◆ Data supplied
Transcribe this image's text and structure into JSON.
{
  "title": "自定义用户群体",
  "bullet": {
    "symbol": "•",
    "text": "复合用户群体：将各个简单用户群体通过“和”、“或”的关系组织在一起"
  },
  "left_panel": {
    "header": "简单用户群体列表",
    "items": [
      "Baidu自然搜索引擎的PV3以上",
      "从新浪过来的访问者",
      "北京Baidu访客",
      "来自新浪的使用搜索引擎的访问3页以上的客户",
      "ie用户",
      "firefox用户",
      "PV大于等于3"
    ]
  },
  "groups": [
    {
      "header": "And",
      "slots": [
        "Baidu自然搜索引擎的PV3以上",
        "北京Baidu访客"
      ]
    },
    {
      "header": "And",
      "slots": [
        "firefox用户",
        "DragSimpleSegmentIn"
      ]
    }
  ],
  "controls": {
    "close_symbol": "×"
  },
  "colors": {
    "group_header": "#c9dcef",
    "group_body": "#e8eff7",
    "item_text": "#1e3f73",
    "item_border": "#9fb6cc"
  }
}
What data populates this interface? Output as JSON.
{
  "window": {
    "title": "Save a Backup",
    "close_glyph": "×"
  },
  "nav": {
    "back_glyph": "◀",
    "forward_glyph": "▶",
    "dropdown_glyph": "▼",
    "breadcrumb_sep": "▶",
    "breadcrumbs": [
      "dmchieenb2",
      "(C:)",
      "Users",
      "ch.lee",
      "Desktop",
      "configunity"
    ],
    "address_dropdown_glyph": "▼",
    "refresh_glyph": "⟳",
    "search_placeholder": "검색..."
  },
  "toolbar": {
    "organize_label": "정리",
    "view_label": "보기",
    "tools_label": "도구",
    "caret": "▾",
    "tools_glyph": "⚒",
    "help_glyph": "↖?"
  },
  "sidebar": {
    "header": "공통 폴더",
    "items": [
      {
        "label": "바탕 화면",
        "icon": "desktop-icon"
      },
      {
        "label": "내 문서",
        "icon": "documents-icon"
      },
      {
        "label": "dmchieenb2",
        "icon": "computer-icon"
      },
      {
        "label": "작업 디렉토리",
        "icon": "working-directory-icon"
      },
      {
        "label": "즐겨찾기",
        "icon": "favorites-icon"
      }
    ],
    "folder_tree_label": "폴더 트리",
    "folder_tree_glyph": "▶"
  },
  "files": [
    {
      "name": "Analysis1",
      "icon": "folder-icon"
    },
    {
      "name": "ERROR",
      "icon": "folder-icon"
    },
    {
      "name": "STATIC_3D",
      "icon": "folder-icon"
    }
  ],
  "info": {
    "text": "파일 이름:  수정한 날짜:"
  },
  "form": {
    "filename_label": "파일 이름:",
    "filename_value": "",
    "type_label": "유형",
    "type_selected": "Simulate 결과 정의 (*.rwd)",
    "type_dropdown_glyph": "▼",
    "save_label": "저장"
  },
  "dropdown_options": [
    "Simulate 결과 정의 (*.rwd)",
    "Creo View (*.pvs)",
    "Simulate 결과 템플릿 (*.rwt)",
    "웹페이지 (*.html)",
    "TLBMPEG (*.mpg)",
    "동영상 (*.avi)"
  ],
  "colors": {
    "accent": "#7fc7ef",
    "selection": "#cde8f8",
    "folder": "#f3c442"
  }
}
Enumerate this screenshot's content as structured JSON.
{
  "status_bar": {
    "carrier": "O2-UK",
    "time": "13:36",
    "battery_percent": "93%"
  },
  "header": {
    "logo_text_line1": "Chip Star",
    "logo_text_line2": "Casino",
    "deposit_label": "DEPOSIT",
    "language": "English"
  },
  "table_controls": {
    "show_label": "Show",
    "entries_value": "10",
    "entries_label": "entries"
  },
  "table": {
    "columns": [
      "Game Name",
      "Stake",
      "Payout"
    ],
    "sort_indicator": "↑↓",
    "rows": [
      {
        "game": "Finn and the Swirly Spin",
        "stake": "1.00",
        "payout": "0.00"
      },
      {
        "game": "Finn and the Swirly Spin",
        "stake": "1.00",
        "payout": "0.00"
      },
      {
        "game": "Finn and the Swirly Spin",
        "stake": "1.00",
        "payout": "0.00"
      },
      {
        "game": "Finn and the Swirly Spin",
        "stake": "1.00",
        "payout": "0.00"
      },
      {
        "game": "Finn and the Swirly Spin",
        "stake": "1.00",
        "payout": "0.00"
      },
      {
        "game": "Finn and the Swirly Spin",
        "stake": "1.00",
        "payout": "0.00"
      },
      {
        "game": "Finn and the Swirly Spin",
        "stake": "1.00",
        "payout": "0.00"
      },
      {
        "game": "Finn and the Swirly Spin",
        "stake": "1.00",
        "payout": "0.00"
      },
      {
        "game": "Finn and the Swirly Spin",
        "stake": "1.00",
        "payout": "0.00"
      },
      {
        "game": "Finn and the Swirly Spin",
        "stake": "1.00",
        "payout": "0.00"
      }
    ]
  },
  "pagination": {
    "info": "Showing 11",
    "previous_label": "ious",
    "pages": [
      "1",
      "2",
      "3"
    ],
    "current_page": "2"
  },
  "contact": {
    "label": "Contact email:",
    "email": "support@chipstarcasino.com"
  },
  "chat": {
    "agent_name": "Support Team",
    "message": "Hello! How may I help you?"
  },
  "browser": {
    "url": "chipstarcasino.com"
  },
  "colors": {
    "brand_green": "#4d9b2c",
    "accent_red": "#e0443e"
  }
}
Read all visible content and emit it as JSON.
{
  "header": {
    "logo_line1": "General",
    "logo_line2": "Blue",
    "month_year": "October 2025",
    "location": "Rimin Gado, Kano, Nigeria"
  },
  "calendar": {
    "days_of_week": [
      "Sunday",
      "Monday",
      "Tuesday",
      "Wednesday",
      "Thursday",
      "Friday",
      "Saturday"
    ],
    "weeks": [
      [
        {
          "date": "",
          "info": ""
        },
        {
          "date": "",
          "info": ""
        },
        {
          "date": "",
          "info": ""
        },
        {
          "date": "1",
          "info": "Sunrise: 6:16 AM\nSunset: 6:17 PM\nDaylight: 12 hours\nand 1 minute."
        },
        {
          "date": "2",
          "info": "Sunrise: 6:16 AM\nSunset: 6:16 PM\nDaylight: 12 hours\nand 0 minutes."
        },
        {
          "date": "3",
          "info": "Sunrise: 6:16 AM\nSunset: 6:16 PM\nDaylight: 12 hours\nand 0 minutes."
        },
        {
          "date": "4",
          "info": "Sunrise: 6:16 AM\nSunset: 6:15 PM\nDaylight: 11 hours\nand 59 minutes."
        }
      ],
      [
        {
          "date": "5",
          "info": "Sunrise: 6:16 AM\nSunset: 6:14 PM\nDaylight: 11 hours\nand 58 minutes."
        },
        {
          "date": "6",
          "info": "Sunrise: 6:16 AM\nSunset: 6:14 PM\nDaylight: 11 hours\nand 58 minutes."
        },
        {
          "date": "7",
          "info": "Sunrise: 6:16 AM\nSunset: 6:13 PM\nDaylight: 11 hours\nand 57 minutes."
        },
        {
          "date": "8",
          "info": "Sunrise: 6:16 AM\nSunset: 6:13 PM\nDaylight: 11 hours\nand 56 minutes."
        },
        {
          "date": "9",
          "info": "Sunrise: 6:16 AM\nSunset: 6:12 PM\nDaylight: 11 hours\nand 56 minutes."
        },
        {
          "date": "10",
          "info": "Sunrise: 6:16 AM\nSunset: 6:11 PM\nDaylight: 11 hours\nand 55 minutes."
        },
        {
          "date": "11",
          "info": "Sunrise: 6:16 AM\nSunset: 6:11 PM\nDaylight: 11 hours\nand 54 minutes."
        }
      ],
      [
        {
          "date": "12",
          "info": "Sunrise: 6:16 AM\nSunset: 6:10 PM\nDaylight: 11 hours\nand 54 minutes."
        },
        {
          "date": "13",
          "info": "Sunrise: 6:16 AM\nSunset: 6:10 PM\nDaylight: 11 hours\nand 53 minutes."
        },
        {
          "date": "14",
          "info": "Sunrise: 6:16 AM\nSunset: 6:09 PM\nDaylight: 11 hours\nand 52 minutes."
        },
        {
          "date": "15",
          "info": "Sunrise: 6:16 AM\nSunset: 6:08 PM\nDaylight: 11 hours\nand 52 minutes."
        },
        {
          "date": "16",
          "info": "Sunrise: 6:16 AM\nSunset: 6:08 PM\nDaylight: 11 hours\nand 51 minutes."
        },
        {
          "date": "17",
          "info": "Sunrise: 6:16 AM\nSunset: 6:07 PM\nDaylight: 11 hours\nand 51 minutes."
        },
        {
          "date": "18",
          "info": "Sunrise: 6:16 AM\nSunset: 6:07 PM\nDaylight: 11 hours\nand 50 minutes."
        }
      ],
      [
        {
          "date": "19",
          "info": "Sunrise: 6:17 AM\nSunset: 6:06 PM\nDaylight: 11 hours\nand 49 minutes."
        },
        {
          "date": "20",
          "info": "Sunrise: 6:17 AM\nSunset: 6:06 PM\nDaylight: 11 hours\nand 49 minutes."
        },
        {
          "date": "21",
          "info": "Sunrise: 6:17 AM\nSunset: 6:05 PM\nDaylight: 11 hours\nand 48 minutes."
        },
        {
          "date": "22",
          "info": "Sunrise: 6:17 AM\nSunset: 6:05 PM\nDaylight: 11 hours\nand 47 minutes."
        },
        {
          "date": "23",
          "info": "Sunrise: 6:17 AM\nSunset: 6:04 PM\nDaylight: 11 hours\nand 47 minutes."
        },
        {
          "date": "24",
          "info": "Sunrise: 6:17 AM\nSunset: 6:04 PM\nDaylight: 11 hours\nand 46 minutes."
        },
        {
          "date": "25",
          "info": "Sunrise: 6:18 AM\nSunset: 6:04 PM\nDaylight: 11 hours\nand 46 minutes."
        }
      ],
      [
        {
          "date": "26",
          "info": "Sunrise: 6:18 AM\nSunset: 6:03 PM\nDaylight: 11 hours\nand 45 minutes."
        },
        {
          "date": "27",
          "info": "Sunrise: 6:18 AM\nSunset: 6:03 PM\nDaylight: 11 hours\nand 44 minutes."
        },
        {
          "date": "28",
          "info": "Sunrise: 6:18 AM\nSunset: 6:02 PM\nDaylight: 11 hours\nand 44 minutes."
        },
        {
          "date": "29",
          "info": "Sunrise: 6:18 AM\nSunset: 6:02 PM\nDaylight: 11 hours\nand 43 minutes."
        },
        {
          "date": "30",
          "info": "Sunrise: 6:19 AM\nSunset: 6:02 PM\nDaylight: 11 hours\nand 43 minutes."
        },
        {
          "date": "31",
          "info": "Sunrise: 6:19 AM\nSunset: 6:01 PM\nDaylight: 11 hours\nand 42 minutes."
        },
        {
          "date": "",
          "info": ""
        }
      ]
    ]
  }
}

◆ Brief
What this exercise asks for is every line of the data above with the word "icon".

◆ Task solution
        "icon": "desktop-icon"
        "icon": "documents-icon"
        "icon": "computer-icon"
        "icon": "working-directory-icon"
        "icon": "favorites-icon"
      "icon": "folder-icon"
      "icon": "folder-icon"
      "icon": "folder-icon"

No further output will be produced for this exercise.